This Christmas, as we hear the Christmas story and are tempted to zone out at the reading of the lineage of Jesus, let’s wake up and sit on the edge of our seat. When Judah’s name is mentioned, we can rejoice that God works in family messes. No one is out of His reach. We should never stop praying for forthcoming repentance. God is good for every promise He has made.

For every family ‘Joseph’, there are tears of joy. For every family ‘Judah’, there are tears of faith. You are God over every family drama that is brought to your feet in prayer. Amen


The Agony of Waiting

How long, O Lord? Will you forget me forever? How long will you hide your face from me? How long must I take counsel in my soul and have sorrow in my heart all the day? How long shall my enemy be exalted over me? But I have trusted in your steadfast love; my heart shall rejoice in your salvation. Psalm 13:1-2,5

The theme of waiting saturates the whole redemption story. God waited a long time to send a Savior after the fall of Adam and Eve. Did they look for Jesus after they were banished from the garden? If they understood the prophetic words God spoke over them, they did. They had known the love of the Father in the garden and though the consequences of their sin were staggering, I’ve no doubt they knew that God would come to save.

In their lifetime however, He didn’t come. Though He made a way for their sins to be covered through the sacrifice of innocent animals, it wasn’t the same as a Savior coming to take away their sin and restore them to paradise. In fact, things just got worse. Their descendants saw evil compounded. The god of this world took center stage as He appeared to be the one who controlled everything. Where was God? Where was the promised Savior?

‘How long, O Lord?’ was the cry of the ages. Injustice, suffering, and the havoc created by an enemy who relished destruction  appeared to have the last word as God’s people waited for their Messiah. It appeared that He was late and uncaring. Their lament through the ages filled His ears but so did their well-ordered proclamations of faith. They endured the scourges of many enemies and captivity in Babylon. They saw the destruction of their beautiful temple, waited four hundred more years through an interminable period of silence, and then bent under the weight of Roman rule before Jesus finally came. Their cries for rescue were so desperate that they couldn’t recognize the Miracle when He arrived. Never could they guess that their answer was a sleeping baby in an animal’s cradle.

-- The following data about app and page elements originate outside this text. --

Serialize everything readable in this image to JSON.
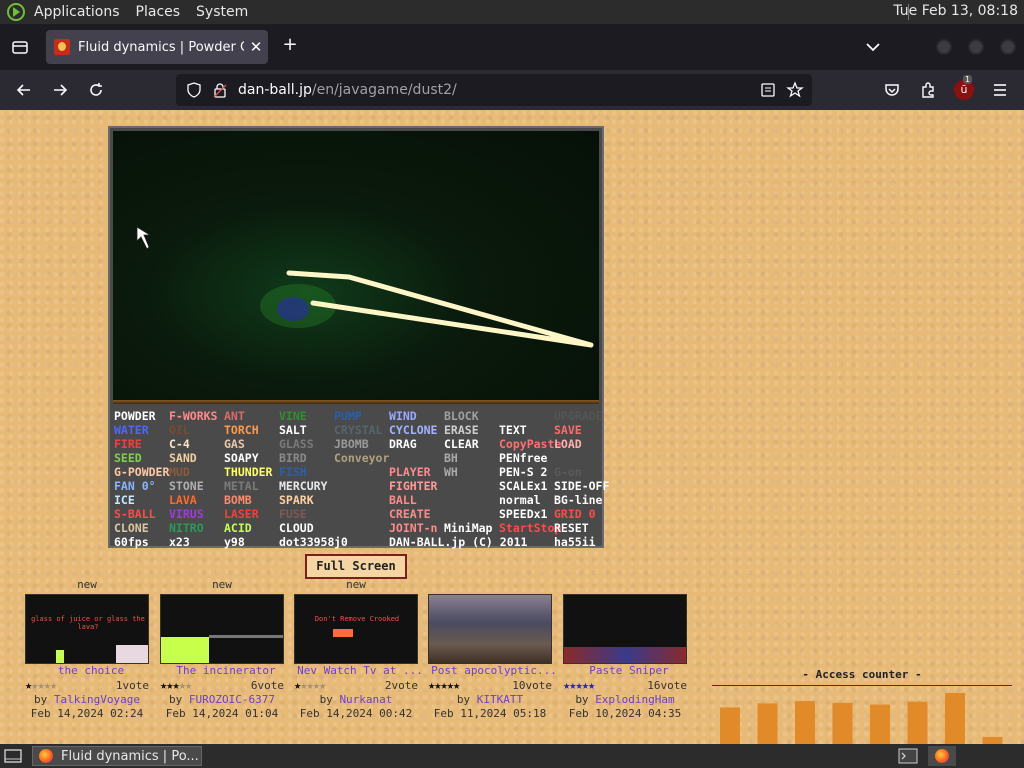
{
  "top_panel": {
    "menus": [
      "Applications",
      "Places",
      "System"
    ],
    "clock": "Tue Feb 13, 08:18"
  },
  "browser": {
    "tab_title": "Fluid dynamics | Powder Game",
    "url_host": "dan-ball.jp",
    "url_path": "/en/javagame/dust2/",
    "extension_badge": "1"
  },
  "game": {
    "rows": [
      [
        [
          "POWDER",
          "#ffffff"
        ],
        [
          "F-WORKS",
          "#ff8a8a"
        ],
        [
          "ANT",
          "#d86a6a"
        ],
        [
          "VINE",
          "#2f8f2f"
        ],
        [
          "PUMP",
          "#2a5fae"
        ],
        [
          "WIND",
          "#9aa8ff"
        ],
        [
          "BLOCK",
          "#a0a0a0"
        ],
        [
          "",
          "#888"
        ],
        [
          "UPGRADE",
          "#555555"
        ]
      ],
      [
        [
          "WATER",
          "#4a68ff"
        ],
        [
          "OIL",
          "#7a4a2a"
        ],
        [
          "TORCH",
          "#ff9a4a"
        ],
        [
          "SALT",
          "#ffffff"
        ],
        [
          "CRYSTAL",
          "#55666e"
        ],
        [
          "CYCLONE",
          "#a0b4ff"
        ],
        [
          "ERASE",
          "#cfcfcf"
        ],
        [
          "TEXT",
          "#ffffff"
        ],
        [
          "SAVE",
          "#ff6a6a"
        ]
      ],
      [
        [
          "FIRE",
          "#ff3a3a"
        ],
        [
          "C-4",
          "#ffe4c4"
        ],
        [
          "GAS",
          "#e8c8a8"
        ],
        [
          "GLASS",
          "#7a7a7a"
        ],
        [
          "JBOMB",
          "#9a9a9a"
        ],
        [
          "DRAG",
          "#ffffff"
        ],
        [
          "CLEAR",
          "#ffffff"
        ],
        [
          "CopyPaste",
          "#ff7070"
        ],
        [
          "LOAD",
          "#ffb0b0"
        ]
      ],
      [
        [
          "SEED",
          "#7fd14a"
        ],
        [
          "SAND",
          "#f0d0a0"
        ],
        [
          "SOAPY",
          "#ffffff"
        ],
        [
          "BIRD",
          "#8a8a8a"
        ],
        [
          "Conveyor",
          "#b0a080"
        ],
        [
          "",
          "#888"
        ],
        [
          "BH",
          "#aaaaaa"
        ],
        [
          "PENfree",
          "#ffffff"
        ],
        [
          "",
          "#888"
        ]
      ],
      [
        [
          "G-POWDER",
          "#ffc8a8"
        ],
        [
          "MUD",
          "#8a5a3a"
        ],
        [
          "THUNDER",
          "#ffff60"
        ],
        [
          "FISH",
          "#2a5fae"
        ],
        [
          "",
          "#888"
        ],
        [
          "PLAYER",
          "#ff8a8a"
        ],
        [
          "WH",
          "#aaaaaa"
        ],
        [
          "PEN-S 2",
          "#ffffff"
        ],
        [
          "G-on",
          "#5a5a5a"
        ]
      ],
      [
        [
          "FAN 0°",
          "#8ab4ff"
        ],
        [
          "STONE",
          "#b0b0b0"
        ],
        [
          "METAL",
          "#7a7a7a"
        ],
        [
          "MERCURY",
          "#e8e8e8"
        ],
        [
          "",
          "#888"
        ],
        [
          "FIGHTER",
          "#ff9a9a"
        ],
        [
          "",
          "#888"
        ],
        [
          "SCALEx1",
          "#ffffff"
        ],
        [
          "SIDE-OFF",
          "#ffffff"
        ]
      ],
      [
        [
          "ICE",
          "#c8e8ff"
        ],
        [
          "LAVA",
          "#ff6a2a"
        ],
        [
          "BOMB",
          "#ff8a6a"
        ],
        [
          "SPARK",
          "#ffd0a0"
        ],
        [
          "",
          "#888"
        ],
        [
          "BALL",
          "#ff8a8a"
        ],
        [
          "",
          "#888"
        ],
        [
          "normal",
          "#ffffff"
        ],
        [
          "BG-line",
          "#ffffff"
        ]
      ],
      [
        [
          "S-BALL",
          "#ff4a4a"
        ],
        [
          "VIRUS",
          "#a03ad8"
        ],
        [
          "LASER",
          "#ff3a3a"
        ],
        [
          "FUSE",
          "#7a5a5a"
        ],
        [
          "",
          "#888"
        ],
        [
          "CREATE",
          "#ff8a8a"
        ],
        [
          "",
          "#888"
        ],
        [
          "SPEEDx1",
          "#ffffff"
        ],
        [
          "GRID 0",
          "#ff4a4a"
        ]
      ],
      [
        [
          "CLONE",
          "#d8c8a0"
        ],
        [
          "NITRO",
          "#2a9a5a"
        ],
        [
          "ACID",
          "#c8ff4a"
        ],
        [
          "CLOUD",
          "#ffffff"
        ],
        [
          "",
          "#888"
        ],
        [
          "JOINT-n",
          "#ff8a8a"
        ],
        [
          "MiniMap",
          "#ffffff"
        ],
        [
          "StartStop",
          "#ff4a4a"
        ],
        [
          "RESET",
          "#ffffff"
        ]
      ],
      [
        [
          "60fps",
          "#ffffff"
        ],
        [
          "x23",
          "#ffffff"
        ],
        [
          "y98",
          "#ffffff"
        ],
        [
          "dot33958",
          "#ffffff"
        ],
        [
          "j0",
          "#ffffff"
        ],
        [
          "DAN-BALL.jp (C) 2011",
          "#ffffff"
        ],
        [
          "",
          "#888"
        ],
        [
          "",
          "#888"
        ],
        [
          "ha55ii",
          "#ffffff"
        ]
      ]
    ],
    "fullscreen_label": "Full Screen"
  },
  "thumbnails": [
    {
      "new": "new",
      "title": "the choice",
      "stars": 1,
      "votes": "1vote",
      "by": "by",
      "author": "TalkingVoyage",
      "date": "Feb 14,2024 02:24",
      "star_color": "#111111",
      "img_text": "glass of juice or glass the lava?"
    },
    {
      "new": "new",
      "title": "The incinerator",
      "stars": 3,
      "votes": "6vote",
      "by": "by",
      "author": "FUROZOIC-6377",
      "date": "Feb 14,2024 01:04",
      "star_color": "#111111",
      "img_text": ""
    },
    {
      "new": "new",
      "title": "Nev Watch Tv at ...",
      "stars": 1,
      "votes": "2vote",
      "by": "by",
      "author": "Nurkanat",
      "date": "Feb 14,2024 00:42",
      "star_color": "#111111",
      "img_text": "Don't Remove Crooked"
    },
    {
      "new": "",
      "title": "Post apocolyptic...",
      "stars": 5,
      "votes": "10vote",
      "by": "by",
      "author": "KITKATT",
      "date": "Feb 11,2024 05:18",
      "star_color": "#111111",
      "img_text": ""
    },
    {
      "new": "",
      "title": "Paste Sniper",
      "stars": 5,
      "votes": "16vote",
      "by": "by",
      "author": "ExplodingHam",
      "date": "Feb 10,2024 04:35",
      "star_color": "#2222cc",
      "img_text": ""
    }
  ],
  "counter": {
    "title": "- Access counter -",
    "values": [
      0.63,
      0.7,
      0.74,
      0.71,
      0.68,
      0.73,
      0.88,
      0.12
    ]
  },
  "taskbar": {
    "window_title": "Fluid dynamics | Po..."
  }
}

Today, we are in a new waiting period. Emmanuel came once, stayed a while, but promised that He would come again. Though we saw the mystery unveiled in part at Bethlehem, mankind – and the earth he has destroyed – has not yet been restored to their original condition. Why is God, again, waiting so long to rescue? How can He restrain Himself from coming when evil is rampant upon the earth? The nature of waiting is to have unanswered questions. The challenge of waiting is to find the spiritual grit to make proclamations of faith while we scan the horizon for His appearing.

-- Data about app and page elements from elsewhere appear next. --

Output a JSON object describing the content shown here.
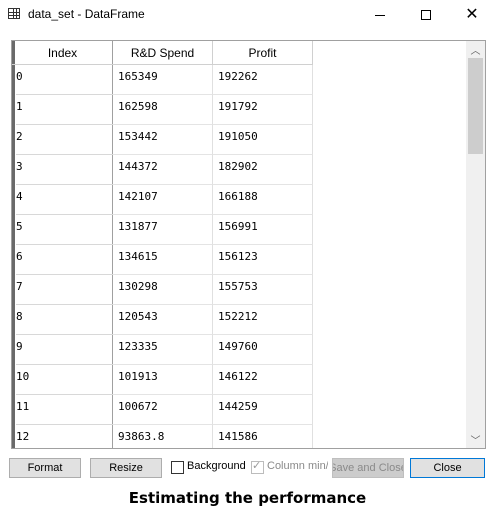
{
  "window": {
    "title": "data_set - DataFrame",
    "icon": "table-icon",
    "minimize_icon": "minimize-icon",
    "maximize_icon": "maximize-icon",
    "close_icon": "close-icon"
  },
  "table": {
    "columns": [
      "Index",
      "R&D Spend",
      "Profit"
    ],
    "rows": [
      {
        "index": "0",
        "rd": "165349",
        "profit": "192262"
      },
      {
        "index": "1",
        "rd": "162598",
        "profit": "191792"
      },
      {
        "index": "2",
        "rd": "153442",
        "profit": "191050"
      },
      {
        "index": "3",
        "rd": "144372",
        "profit": "182902"
      },
      {
        "index": "4",
        "rd": "142107",
        "profit": "166188"
      },
      {
        "index": "5",
        "rd": "131877",
        "profit": "156991"
      },
      {
        "index": "6",
        "rd": "134615",
        "profit": "156123"
      },
      {
        "index": "7",
        "rd": "130298",
        "profit": "155753"
      },
      {
        "index": "8",
        "rd": "120543",
        "profit": "152212"
      },
      {
        "index": "9",
        "rd": "123335",
        "profit": "149760"
      },
      {
        "index": "10",
        "rd": "101913",
        "profit": "146122"
      },
      {
        "index": "11",
        "rd": "100672",
        "profit": "144259"
      },
      {
        "index": "12",
        "rd": "93863.8",
        "profit": "141586"
      }
    ]
  },
  "scrollbar": {
    "up_icon": "chevron-up-icon",
    "down_icon": "chevron-down-icon"
  },
  "toolbar": {
    "format_label": "Format",
    "resize_label": "Resize",
    "background_label": "Background",
    "background_checked": false,
    "column_min_label": "Column min/max",
    "column_min_checked": true,
    "save_close_label": "Save and Close",
    "close_label": "Close"
  },
  "caption": "Estimating the performance",
  "colors": {
    "close_button_border": "#0078d7",
    "disabled_text": "#8a8a8a"
  }
}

In every way you might be watching for His salvation this Christmastime, do not let Your trust in God be shaken. Rest in the mystery of His timetable. Grieve – but not without faith. Expect ~ but without a sense of entitlement. Question ~ but not with a fist. History will always reveal that love prevailed in the waiting.

You don’t always come sweeping in to make a grand statement. Many miss the salvation of a Bethlehem moment. Don’t let it be me. Amen